The zero emission carbon concept (ZECA): Extents of reaction with different coals in steam/hydrogen, tar formation and residual char reactivity
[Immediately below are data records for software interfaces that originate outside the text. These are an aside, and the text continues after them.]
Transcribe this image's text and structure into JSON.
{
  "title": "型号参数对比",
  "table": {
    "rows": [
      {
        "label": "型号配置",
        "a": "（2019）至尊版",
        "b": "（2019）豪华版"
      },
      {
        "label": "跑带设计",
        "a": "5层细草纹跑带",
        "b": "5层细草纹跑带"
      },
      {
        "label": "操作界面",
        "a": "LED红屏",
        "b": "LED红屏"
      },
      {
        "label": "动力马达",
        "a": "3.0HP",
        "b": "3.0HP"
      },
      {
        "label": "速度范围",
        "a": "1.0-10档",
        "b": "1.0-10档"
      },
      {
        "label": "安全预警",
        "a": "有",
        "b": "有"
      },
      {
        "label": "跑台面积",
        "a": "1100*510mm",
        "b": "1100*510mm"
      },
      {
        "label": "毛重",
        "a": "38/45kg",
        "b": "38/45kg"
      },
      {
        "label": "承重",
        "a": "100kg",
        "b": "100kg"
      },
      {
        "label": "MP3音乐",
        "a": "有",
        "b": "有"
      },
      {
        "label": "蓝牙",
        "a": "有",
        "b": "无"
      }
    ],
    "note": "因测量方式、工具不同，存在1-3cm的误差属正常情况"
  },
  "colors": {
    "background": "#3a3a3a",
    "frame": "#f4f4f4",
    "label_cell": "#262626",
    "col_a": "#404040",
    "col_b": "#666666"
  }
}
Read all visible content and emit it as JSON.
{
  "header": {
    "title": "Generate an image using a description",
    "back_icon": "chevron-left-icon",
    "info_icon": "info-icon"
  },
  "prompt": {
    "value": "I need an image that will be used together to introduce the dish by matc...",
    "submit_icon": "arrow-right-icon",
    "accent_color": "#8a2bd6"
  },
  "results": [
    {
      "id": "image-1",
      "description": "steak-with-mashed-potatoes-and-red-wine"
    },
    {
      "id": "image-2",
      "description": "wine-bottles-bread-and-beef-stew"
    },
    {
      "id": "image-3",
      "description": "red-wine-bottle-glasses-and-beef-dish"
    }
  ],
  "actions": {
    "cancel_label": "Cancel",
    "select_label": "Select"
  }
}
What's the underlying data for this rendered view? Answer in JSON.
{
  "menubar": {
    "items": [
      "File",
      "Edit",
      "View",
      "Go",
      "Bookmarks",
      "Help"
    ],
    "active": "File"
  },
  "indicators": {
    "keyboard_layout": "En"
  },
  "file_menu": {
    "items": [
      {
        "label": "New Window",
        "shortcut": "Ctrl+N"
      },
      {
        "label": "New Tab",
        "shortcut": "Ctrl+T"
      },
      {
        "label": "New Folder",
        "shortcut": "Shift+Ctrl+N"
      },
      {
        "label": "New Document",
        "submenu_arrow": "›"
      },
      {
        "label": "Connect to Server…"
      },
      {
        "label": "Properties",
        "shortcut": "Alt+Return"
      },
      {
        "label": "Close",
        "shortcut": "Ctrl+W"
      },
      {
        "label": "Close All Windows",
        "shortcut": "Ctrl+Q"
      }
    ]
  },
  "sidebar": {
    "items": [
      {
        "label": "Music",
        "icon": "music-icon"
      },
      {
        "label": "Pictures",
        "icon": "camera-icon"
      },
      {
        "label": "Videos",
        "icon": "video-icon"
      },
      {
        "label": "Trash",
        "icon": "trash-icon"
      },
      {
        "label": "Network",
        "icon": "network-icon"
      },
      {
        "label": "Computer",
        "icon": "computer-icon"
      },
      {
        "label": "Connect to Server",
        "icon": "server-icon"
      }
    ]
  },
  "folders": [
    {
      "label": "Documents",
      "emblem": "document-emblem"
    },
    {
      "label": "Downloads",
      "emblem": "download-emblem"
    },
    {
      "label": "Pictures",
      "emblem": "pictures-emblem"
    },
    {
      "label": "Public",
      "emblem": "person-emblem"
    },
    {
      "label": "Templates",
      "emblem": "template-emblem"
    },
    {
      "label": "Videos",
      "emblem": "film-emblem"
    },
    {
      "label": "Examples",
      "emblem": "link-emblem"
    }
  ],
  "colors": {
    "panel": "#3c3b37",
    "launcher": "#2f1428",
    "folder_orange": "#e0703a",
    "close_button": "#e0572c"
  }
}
A high pressure wire mesh reactor has been modified to investigate the reactions underlying the zero emission carbon concept (ZECA) process. This is a novel power generation concept that involves producing hydrogen from coal. An earlier paper has described the concept, the wire mesh reactor used for laboratory scale tests, and results of tests with H2 and He. In this paper, results of tests with a range of coals are described, together with tar emission and char reactivity measurements. The tests with a range of coals (from lignite through to bituminous have shown that the performances of the different fuels do vary widely, but not as a direct function of their rank. With lignites, high conversions were achieved in a H2/steam mixture. Lower conversions were apparent with the other coals. However, reaction conditions were not optimized to achieve the highest conversion level. Pittsburgh No. 8 coal (high volatile bituminous) was also found to be reactive, whereas Wyodak (sub-bituminous) and Daw Mill (bituminous) coals had a similar reactivity to each other, but lower than the other fuels tested. The amount of primary tar was measured, by collection in a cooled trap, immediately above the wire mesh. This is material formed during the release of the volatiles with only a limited time for further reaction. Slightly higher quantities of tar were measured during tests with H2 than with He. Residual char reactivities declined with increasing temperature and hold time at peak temperature, although steam did appear to have an activation effect at low formation hold times.